    • Do banks have the infrastructure and capacity to make alternative products available and add even more to their reserves at a time when they are struggling to meet new capital requirements?
    • Is the FDIC prepared to add $2.7 trillion in deposits under its umbrella?
    • And are taxpayers willing to foot the bill if these banks—now with larger FDIC-insured deposits—go bust?
  • Perhaps the most troubling aspect of our world without money market funds will be the drag it will place on the overall economy. When you clog up the flow of affordable, short-term financing to companies and governments, you hamstring economic growth. Given the state of our economy, this is simply unacceptable.
  • Americans will feel the squeeze from all sides: Slower job growth; higher rates on credit cards, mortgages, and car loans; higher state and local taxes; greater uncertainty and volatility in the stock and bond markets.

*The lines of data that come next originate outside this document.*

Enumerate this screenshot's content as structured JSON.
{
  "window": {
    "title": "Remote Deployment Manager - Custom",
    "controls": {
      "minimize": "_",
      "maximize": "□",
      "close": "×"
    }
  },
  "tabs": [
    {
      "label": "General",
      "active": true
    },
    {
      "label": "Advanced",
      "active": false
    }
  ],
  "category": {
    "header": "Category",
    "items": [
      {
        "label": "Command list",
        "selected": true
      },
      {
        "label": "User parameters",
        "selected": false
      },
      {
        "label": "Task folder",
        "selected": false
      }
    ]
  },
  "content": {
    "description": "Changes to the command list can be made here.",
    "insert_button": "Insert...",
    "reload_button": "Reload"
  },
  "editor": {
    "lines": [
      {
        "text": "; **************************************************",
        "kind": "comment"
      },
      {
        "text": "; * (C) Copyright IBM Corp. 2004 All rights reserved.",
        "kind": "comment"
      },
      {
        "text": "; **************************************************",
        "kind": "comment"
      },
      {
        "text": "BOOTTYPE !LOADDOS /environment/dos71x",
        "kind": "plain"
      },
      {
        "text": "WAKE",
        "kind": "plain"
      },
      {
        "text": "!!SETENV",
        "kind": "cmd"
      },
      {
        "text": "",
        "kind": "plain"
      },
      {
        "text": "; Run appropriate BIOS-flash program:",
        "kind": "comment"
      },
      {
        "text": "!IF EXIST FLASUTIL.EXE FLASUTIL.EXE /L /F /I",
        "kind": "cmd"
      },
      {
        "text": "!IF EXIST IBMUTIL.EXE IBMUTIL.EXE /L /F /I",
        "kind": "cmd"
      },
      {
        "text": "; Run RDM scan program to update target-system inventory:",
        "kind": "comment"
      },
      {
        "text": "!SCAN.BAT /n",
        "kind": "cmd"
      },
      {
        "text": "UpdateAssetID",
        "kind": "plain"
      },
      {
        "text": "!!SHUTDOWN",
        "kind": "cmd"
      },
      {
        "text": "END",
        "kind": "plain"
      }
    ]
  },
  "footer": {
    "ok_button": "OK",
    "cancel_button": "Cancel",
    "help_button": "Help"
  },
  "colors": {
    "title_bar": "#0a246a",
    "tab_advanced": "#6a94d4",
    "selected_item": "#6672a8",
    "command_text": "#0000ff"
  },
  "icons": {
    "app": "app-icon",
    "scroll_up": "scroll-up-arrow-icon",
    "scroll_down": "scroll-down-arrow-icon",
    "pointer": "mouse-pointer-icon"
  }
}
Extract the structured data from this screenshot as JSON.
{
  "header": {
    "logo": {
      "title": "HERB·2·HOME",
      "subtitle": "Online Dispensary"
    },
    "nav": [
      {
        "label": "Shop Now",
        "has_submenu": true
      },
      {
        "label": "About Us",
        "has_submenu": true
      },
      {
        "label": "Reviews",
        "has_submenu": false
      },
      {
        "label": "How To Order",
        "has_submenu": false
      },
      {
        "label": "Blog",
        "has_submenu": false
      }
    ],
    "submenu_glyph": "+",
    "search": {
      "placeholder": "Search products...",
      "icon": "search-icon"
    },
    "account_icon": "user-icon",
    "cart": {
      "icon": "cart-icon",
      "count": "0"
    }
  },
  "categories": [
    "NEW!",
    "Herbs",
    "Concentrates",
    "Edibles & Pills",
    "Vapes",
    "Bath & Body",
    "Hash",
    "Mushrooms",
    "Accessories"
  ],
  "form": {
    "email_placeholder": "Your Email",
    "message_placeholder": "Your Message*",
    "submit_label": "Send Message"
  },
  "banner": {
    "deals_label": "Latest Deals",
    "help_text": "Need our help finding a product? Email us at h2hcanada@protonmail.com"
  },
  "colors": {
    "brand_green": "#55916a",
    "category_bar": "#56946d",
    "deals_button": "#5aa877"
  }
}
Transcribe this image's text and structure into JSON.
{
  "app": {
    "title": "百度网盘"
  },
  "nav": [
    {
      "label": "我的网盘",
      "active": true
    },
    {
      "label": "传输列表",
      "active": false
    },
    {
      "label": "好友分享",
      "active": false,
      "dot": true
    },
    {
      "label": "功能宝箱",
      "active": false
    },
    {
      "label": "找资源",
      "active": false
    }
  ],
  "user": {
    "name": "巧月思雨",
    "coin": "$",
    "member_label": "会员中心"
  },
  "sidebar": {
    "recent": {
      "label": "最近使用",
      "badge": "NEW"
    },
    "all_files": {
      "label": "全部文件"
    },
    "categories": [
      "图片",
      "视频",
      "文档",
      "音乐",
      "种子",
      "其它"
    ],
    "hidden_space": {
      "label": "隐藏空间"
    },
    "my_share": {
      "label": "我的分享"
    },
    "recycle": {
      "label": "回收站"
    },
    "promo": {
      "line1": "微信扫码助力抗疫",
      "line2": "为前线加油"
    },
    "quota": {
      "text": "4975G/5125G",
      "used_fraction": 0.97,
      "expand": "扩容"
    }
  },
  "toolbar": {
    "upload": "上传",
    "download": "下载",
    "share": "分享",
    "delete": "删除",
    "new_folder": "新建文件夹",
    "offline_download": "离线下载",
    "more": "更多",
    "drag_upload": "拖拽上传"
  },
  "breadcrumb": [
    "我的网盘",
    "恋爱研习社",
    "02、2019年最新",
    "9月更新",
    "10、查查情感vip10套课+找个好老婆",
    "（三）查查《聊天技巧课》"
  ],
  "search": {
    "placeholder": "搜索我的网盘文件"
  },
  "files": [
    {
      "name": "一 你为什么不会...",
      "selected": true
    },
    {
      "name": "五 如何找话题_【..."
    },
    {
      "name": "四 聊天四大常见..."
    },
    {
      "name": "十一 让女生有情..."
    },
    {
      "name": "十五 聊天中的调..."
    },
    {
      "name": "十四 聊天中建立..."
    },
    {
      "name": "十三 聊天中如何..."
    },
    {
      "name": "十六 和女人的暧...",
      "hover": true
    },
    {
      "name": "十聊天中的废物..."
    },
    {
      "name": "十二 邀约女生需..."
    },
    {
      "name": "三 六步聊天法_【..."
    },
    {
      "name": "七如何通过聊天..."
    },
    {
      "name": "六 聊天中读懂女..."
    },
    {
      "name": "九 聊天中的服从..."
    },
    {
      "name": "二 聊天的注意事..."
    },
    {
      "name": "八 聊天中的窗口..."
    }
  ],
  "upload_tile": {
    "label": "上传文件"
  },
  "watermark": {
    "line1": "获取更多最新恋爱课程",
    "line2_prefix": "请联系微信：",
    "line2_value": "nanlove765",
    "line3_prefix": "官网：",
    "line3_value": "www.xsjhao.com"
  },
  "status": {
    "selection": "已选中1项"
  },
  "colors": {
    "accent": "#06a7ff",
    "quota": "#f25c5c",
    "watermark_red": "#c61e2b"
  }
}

We take threats to the interests of our investors very seriously. I think it’s better to have a pre -mortem analysis of the importance of money market funds rather than post-mortem regrets.


I don’t mean to sound dramatic. But this is a serious topic, and I’d ask participants on all sides of this debate to bear in mind:

  • The great improvements that have been made to money market fund regulations over the years…
  • … and the law of unintended consequences that could be realized with significant changes to the structural integrity of these funds.

Remember, at the end of the day, many of us in this room are stewards of other people’s money. What’s at stake is incredibly important to millions of investors, businesses, and the health of the overall economy.

Thank you for listening. I’m looking forward today’s discussions.


 1 Source: ICI.

 2 Source: ICI http://www.ici.org/research/stats/mmf/mm_05_12_11

 3 Community Bankers U.S. Government Money Market Fund broke a dollar in September 1994 and ultimately paid investors $0.96 per share. Reserve Primary Fund broke a dollar in September 2008. Source: Report of the

Money Market Working Group, ICI:  /pdf/ppr_09_mmwg.pdf

 4 Source: FDIC:  http://www2.fdic.gov/hsob/HSOBSummaryRpt.asp?BegYear=1971&EndYear=2011&State=2

 5 Source: ICI.

 6 Source: ICI calculations, based on MMDA rates and MMF yields from Bank Rate Monitor and iMoneynet, respectively for the period January 1986 to April 2011. For the period, January 1971 to December 1985, ICI proxied the MMDA rate by using the passbook ceiling rate which was in effect under Reg Q and the MMF yield by using the yield on the 3-month T-bill rate.

 7 Source:  http://www.fdic.gov/bank/individual/failed/banklist.html

 8 Note: 53%, as of latest ICI calculations. Source: Mike McNamee.